### Action item
Return the data exactly, without pictures.

### Data listing
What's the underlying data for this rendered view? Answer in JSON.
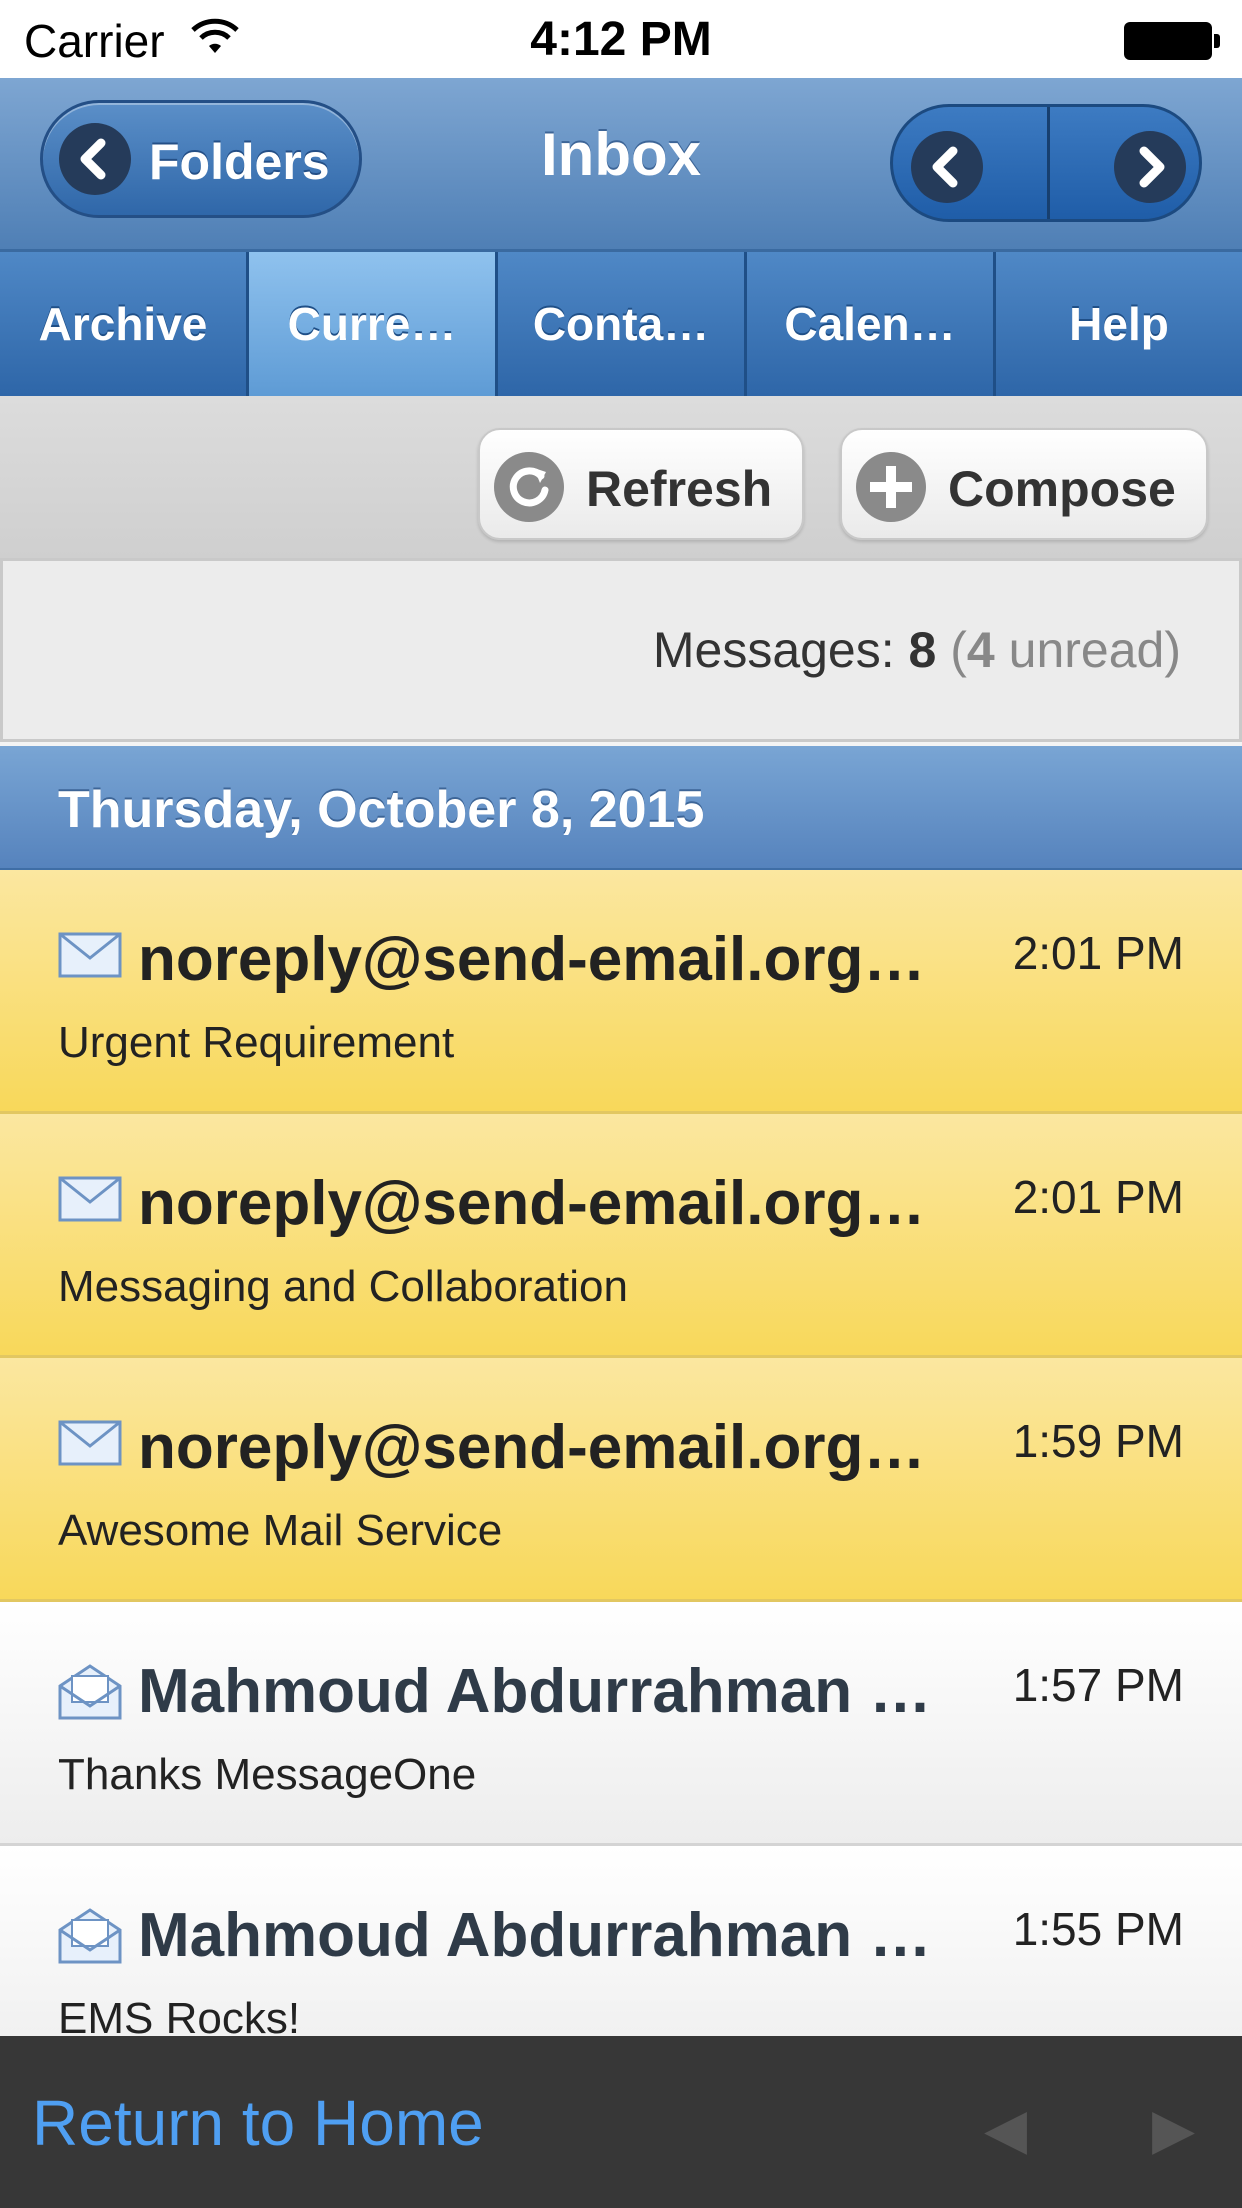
{
  "status_bar": {
    "carrier": "Carrier",
    "time": "4:12 PM"
  },
  "header": {
    "folders_label": "Folders",
    "title": "Inbox"
  },
  "tabs": [
    {
      "label": "Archive",
      "active": false
    },
    {
      "label": "Curre…",
      "active": true
    },
    {
      "label": "Conta…",
      "active": false
    },
    {
      "label": "Calen…",
      "active": false
    },
    {
      "label": "Help",
      "active": false
    }
  ],
  "toolbar": {
    "refresh_label": "Refresh",
    "compose_label": "Compose"
  },
  "summary": {
    "prefix": "Messages:",
    "total": "8",
    "open_paren": "(",
    "unread_count": "4",
    "unread_word": "unread",
    "close_paren": ")"
  },
  "date_header": "Thursday, October 8, 2015",
  "messages": [
    {
      "sender": "noreply@send-email.org …",
      "time": "2:01 PM",
      "subject": "Urgent Requirement",
      "unread": true
    },
    {
      "sender": "noreply@send-email.org …",
      "time": "2:01 PM",
      "subject": "Messaging and Collaboration",
      "unread": true
    },
    {
      "sender": "noreply@send-email.org …",
      "time": "1:59 PM",
      "subject": "Awesome Mail Service",
      "unread": true
    },
    {
      "sender": "Mahmoud Abdurrahman …",
      "time": "1:57 PM",
      "subject": "Thanks MessageOne",
      "unread": false
    },
    {
      "sender": "Mahmoud Abdurrahman …",
      "time": "1:55 PM",
      "subject": "EMS Rocks!",
      "unread": false
    }
  ],
  "footer": {
    "home_label": "Return to Home",
    "prev_glyph": "◀",
    "next_glyph": "▶"
  },
  "colors": {
    "header_blue": "#5b8fc8",
    "unread_yellow": "#f8d85a",
    "link_blue": "#4f9ff2",
    "footer_bg": "#373737"
  }
}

### Task response
What's the underlying data for this rendered view? Answer in JSON.
{
  "status_bar": {
    "carrier": "Carrier",
    "time": "4:12 PM"
  },
  "header": {
    "folders_label": "Folders",
    "title": "Inbox"
  },
  "tabs": [
    {
      "label": "Archive",
      "active": false
    },
    {
      "label": "Curre…",
      "active": true
    },
    {
      "label": "Conta…",
      "active": false
    },
    {
      "label": "Calen…",
      "active": false
    },
    {
      "label": "Help",
      "active": false
    }
  ],
  "toolbar": {
    "refresh_label": "Refresh",
    "compose_label": "Compose"
  },
  "summary": {
    "prefix": "Messages:",
    "total": "8",
    "open_paren": "(",
    "unread_count": "4",
    "unread_word": "unread",
    "close_paren": ")"
  },
  "date_header": "Thursday, October 8, 2015",
  "messages": [
    {
      "sender": "noreply@send-email.org …",
      "time": "2:01 PM",
      "subject": "Urgent Requirement",
      "unread": true
    },
    {
      "sender": "noreply@send-email.org …",
      "time": "2:01 PM",
      "subject": "Messaging and Collaboration",
      "unread": true
    },
    {
      "sender": "noreply@send-email.org …",
      "time": "1:59 PM",
      "subject": "Awesome Mail Service",
      "unread": true
    },
    {
      "sender": "Mahmoud Abdurrahman …",
      "time": "1:57 PM",
      "subject": "Thanks MessageOne",
      "unread": false
    },
    {
      "sender": "Mahmoud Abdurrahman …",
      "time": "1:55 PM",
      "subject": "EMS Rocks!",
      "unread": false
    }
  ],
  "footer": {
    "home_label": "Return to Home",
    "prev_glyph": "◀",
    "next_glyph": "▶"
  },
  "colors": {
    "header_blue": "#5b8fc8",
    "unread_yellow": "#f8d85a",
    "link_blue": "#4f9ff2",
    "footer_bg": "#373737"
  }
}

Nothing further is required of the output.